> [WHAT NEEDS TO BE DONE]:
Output all the entries below. Each must match exactly.

> [GIVEN DATA]:
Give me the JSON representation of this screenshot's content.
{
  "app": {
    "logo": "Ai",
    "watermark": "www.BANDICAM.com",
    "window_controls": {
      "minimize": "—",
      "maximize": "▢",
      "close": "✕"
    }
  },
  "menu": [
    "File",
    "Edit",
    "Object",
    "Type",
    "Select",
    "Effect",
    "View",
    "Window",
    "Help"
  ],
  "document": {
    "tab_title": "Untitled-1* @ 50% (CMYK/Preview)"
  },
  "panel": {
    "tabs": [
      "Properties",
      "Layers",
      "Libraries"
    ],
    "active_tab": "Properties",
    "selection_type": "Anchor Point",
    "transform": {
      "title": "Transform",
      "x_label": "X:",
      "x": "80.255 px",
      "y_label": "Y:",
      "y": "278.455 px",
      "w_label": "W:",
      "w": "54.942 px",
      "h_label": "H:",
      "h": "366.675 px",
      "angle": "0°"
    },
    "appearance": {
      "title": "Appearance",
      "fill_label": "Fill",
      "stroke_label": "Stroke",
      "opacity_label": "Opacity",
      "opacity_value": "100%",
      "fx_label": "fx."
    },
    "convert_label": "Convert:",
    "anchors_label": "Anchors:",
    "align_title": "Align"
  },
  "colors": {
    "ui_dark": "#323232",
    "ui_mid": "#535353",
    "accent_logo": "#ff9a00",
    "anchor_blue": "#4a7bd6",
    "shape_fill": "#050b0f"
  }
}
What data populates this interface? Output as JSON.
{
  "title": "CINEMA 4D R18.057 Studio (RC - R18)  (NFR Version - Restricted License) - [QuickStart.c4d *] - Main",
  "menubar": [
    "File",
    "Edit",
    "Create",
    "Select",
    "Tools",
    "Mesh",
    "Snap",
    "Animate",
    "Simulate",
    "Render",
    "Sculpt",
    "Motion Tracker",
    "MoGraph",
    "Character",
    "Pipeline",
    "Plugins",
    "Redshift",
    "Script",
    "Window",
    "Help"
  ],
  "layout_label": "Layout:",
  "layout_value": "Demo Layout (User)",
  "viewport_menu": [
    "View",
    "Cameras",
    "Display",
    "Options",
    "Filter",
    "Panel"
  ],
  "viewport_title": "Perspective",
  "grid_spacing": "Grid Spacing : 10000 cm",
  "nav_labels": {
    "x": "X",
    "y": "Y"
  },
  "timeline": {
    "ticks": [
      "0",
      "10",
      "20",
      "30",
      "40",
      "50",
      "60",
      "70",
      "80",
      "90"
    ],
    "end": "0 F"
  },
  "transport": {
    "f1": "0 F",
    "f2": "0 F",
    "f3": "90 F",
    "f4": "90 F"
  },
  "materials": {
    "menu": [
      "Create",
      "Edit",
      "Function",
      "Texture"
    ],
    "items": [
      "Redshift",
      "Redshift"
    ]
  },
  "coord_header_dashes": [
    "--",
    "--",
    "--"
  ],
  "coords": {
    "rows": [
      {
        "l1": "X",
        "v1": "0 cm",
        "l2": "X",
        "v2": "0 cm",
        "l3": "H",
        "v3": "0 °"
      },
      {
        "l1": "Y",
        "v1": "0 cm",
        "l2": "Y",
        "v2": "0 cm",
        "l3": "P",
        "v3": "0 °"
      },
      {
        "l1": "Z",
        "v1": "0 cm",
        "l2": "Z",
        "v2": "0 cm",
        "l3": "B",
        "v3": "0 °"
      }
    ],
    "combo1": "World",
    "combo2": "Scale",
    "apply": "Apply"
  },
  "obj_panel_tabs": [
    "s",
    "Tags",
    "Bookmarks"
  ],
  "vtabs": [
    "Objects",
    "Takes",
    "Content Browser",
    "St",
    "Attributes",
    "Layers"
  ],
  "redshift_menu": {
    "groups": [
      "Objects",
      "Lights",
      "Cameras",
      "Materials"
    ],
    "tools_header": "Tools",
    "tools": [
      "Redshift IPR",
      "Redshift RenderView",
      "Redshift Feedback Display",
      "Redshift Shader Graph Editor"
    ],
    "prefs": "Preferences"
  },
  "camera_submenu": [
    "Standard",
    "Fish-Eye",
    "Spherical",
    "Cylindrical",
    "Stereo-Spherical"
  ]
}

> [EXERCISE SOLUTION]:
Give me the JSON representation of this screenshot's content.
{
  "app": {
    "logo": "Ai",
    "watermark": "www.BANDICAM.com",
    "window_controls": {
      "minimize": "—",
      "maximize": "▢",
      "close": "✕"
    }
  },
  "menu": [
    "File",
    "Edit",
    "Object",
    "Type",
    "Select",
    "Effect",
    "View",
    "Window",
    "Help"
  ],
  "document": {
    "tab_title": "Untitled-1* @ 50% (CMYK/Preview)"
  },
  "panel": {
    "tabs": [
      "Properties",
      "Layers",
      "Libraries"
    ],
    "active_tab": "Properties",
    "selection_type": "Anchor Point",
    "transform": {
      "title": "Transform",
      "x_label": "X:",
      "x": "80.255 px",
      "y_label": "Y:",
      "y": "278.455 px",
      "w_label": "W:",
      "w": "54.942 px",
      "h_label": "H:",
      "h": "366.675 px",
      "angle": "0°"
    },
    "appearance": {
      "title": "Appearance",
      "fill_label": "Fill",
      "stroke_label": "Stroke",
      "opacity_label": "Opacity",
      "opacity_value": "100%",
      "fx_label": "fx."
    },
    "convert_label": "Convert:",
    "anchors_label": "Anchors:",
    "align_title": "Align"
  },
  "colors": {
    "ui_dark": "#323232",
    "ui_mid": "#535353",
    "accent_logo": "#ff9a00",
    "anchor_blue": "#4a7bd6",
    "shape_fill": "#050b0f"
  }
}
What data populates this interface? Output as JSON.
{
  "title": "CINEMA 4D R18.057 Studio (RC - R18)  (NFR Version - Restricted License) - [QuickStart.c4d *] - Main",
  "menubar": [
    "File",
    "Edit",
    "Create",
    "Select",
    "Tools",
    "Mesh",
    "Snap",
    "Animate",
    "Simulate",
    "Render",
    "Sculpt",
    "Motion Tracker",
    "MoGraph",
    "Character",
    "Pipeline",
    "Plugins",
    "Redshift",
    "Script",
    "Window",
    "Help"
  ],
  "layout_label": "Layout:",
  "layout_value": "Demo Layout (User)",
  "viewport_menu": [
    "View",
    "Cameras",
    "Display",
    "Options",
    "Filter",
    "Panel"
  ],
  "viewport_title": "Perspective",
  "grid_spacing": "Grid Spacing : 10000 cm",
  "nav_labels": {
    "x": "X",
    "y": "Y"
  },
  "timeline": {
    "ticks": [
      "0",
      "10",
      "20",
      "30",
      "40",
      "50",
      "60",
      "70",
      "80",
      "90"
    ],
    "end": "0 F"
  },
  "transport": {
    "f1": "0 F",
    "f2": "0 F",
    "f3": "90 F",
    "f4": "90 F"
  },
  "materials": {
    "menu": [
      "Create",
      "Edit",
      "Function",
      "Texture"
    ],
    "items": [
      "Redshift",
      "Redshift"
    ]
  },
  "coord_header_dashes": [
    "--",
    "--",
    "--"
  ],
  "coords": {
    "rows": [
      {
        "l1": "X",
        "v1": "0 cm",
        "l2": "X",
        "v2": "0 cm",
        "l3": "H",
        "v3": "0 °"
      },
      {
        "l1": "Y",
        "v1": "0 cm",
        "l2": "Y",
        "v2": "0 cm",
        "l3": "P",
        "v3": "0 °"
      },
      {
        "l1": "Z",
        "v1": "0 cm",
        "l2": "Z",
        "v2": "0 cm",
        "l3": "B",
        "v3": "0 °"
      }
    ],
    "combo1": "World",
    "combo2": "Scale",
    "apply": "Apply"
  },
  "obj_panel_tabs": [
    "s",
    "Tags",
    "Bookmarks"
  ],
  "vtabs": [
    "Objects",
    "Takes",
    "Content Browser",
    "St",
    "Attributes",
    "Layers"
  ],
  "redshift_menu": {
    "groups": [
      "Objects",
      "Lights",
      "Cameras",
      "Materials"
    ],
    "tools_header": "Tools",
    "tools": [
      "Redshift IPR",
      "Redshift RenderView",
      "Redshift Feedback Display",
      "Redshift Shader Graph Editor"
    ],
    "prefs": "Preferences"
  },
  "camera_submenu": [
    "Standard",
    "Fish-Eye",
    "Spherical",
    "Cylindrical",
    "Stereo-Spherical"
  ]
}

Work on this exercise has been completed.